Finally, know yourself. This is an important point for everyone that I cannot stress enough. If you feel like there is something wrong then chances are there is something wrong. As a rule of the thumb in staying healthy, if your body tells you something, you listen and get it checked. The same goes with your mind. It is the single most important organ in your body, and when it is struggling, you are bound to notice as it affects everything you think, feel and do. There is no shame in reaching out for help and emotional struggle does not equal mental illness. Regardless of what you are going through, there is someone whether a loved one or a trained professional who is willing to be there for you until you feel better. This is especially important for us as students (international students in particular) as we live a fairly stressful and demanding life. Around Geelong and Victoria, there are a number of services available 24/7, free of charge and accessible with a tap of a finger. Additionally, many education providers have on campus wellness and health centres that students can make use of should they require any support and assistance. Do not over analyse and think, if you feel like talking, pick the phone and call them. Whether it is a one off or ongoing support you seek, everything starts with you putting yourself first and listening to your body.
If you or anyone you love requires support talking to a doctor is a good place to start. You can also get in touch with one the services below. In the case of immediate danger please call 000.
• SANE Australia (people living with a mental illness) – call 1800 18 7263.
• Beyondblue (anyone feeling depressed or anxious) – call 1300 22 4636 or chat online.
• Black Dog Institute (people affected by mood disorders) – online help.
• Lifeline (anyone having a personal crisis) – call 13 11 14 or chat online.

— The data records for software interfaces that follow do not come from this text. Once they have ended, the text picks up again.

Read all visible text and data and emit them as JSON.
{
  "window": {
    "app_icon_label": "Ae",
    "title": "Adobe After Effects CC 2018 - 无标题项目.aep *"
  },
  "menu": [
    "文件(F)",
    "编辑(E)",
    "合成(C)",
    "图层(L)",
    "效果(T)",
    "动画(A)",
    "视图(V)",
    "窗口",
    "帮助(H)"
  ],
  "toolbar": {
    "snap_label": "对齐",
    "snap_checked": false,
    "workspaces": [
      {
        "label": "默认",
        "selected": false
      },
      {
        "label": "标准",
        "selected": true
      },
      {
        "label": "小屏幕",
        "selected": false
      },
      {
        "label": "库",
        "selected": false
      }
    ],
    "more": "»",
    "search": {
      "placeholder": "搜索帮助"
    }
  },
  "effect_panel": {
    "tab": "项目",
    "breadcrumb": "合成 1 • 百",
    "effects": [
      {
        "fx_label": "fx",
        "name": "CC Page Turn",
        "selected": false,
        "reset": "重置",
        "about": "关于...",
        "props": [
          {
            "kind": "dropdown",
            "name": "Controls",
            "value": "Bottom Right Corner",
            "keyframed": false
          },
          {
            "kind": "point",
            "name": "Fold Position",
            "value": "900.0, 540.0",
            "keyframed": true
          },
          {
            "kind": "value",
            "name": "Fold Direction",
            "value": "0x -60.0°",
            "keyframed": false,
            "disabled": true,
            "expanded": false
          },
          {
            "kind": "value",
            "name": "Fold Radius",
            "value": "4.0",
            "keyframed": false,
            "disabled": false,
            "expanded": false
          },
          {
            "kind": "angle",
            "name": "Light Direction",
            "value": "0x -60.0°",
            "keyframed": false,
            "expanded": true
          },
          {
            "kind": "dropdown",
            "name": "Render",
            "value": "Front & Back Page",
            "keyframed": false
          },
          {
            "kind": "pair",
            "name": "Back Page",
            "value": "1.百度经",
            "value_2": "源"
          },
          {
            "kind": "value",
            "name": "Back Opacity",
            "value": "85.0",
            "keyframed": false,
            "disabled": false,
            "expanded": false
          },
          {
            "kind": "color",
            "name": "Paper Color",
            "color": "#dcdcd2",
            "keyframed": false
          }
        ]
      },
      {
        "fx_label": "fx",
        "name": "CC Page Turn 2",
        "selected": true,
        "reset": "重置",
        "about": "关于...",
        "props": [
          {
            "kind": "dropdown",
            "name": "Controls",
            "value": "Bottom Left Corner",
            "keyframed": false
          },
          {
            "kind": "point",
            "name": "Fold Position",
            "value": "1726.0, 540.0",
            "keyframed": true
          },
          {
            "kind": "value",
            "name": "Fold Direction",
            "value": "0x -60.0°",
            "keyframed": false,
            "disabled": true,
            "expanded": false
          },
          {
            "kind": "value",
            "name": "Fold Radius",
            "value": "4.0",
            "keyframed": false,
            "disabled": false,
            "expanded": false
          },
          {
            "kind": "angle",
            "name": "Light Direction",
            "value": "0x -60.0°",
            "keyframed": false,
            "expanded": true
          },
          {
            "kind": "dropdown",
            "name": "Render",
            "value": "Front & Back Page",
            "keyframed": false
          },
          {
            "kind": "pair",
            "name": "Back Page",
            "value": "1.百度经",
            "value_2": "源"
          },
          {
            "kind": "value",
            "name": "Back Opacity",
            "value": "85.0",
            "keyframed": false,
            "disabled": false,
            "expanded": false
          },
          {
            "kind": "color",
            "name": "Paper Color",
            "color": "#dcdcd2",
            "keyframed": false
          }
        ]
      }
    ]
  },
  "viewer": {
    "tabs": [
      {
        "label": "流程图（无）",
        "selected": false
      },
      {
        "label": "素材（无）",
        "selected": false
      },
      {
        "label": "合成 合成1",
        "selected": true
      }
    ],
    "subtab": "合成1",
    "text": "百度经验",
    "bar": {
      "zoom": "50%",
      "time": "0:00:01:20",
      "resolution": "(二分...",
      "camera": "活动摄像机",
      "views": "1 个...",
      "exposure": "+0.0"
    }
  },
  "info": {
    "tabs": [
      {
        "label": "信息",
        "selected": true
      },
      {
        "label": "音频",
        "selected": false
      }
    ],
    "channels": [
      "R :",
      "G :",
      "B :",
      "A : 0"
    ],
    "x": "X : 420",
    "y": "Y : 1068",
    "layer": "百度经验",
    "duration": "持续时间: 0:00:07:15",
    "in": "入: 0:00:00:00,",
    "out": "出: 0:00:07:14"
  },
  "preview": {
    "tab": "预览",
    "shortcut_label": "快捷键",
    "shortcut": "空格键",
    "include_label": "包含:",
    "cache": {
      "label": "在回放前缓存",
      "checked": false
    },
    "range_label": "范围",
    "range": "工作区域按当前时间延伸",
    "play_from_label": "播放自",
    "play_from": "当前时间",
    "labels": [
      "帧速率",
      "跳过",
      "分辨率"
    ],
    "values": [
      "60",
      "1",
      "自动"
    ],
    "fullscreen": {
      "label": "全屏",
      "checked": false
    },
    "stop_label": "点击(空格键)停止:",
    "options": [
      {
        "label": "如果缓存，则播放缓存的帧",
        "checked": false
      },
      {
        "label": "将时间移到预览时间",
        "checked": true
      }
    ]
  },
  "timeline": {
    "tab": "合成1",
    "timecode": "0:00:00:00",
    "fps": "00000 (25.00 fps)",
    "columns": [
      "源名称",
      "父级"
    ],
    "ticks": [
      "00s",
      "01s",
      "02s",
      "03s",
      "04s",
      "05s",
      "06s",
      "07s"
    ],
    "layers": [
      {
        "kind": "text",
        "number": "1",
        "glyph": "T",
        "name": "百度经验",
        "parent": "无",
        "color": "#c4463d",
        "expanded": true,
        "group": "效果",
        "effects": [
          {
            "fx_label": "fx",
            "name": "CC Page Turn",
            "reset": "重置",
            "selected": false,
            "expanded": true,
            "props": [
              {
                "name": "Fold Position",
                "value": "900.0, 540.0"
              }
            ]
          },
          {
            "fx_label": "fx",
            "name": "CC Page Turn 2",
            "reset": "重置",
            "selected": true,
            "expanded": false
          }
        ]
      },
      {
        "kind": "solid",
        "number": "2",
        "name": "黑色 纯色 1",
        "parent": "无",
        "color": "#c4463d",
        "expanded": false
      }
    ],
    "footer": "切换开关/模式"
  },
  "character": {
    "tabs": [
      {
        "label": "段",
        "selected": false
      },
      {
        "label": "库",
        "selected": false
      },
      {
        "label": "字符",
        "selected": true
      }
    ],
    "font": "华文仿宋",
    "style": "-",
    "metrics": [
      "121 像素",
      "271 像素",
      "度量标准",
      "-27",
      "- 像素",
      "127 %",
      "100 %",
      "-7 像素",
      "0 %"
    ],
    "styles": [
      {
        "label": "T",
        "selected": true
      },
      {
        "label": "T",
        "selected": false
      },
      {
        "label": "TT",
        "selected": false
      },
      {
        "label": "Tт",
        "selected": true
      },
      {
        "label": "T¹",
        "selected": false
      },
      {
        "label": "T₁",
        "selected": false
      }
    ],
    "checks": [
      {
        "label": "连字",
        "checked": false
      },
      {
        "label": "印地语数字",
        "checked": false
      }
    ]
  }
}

• Suicide Call Back Service (anyone thinking about suicide) – call 1300 659 467.
https://www.ted.com/talks/guy_winch_the_case_for_emotional_hygiene (A useful Ted talk on emotional injury and care )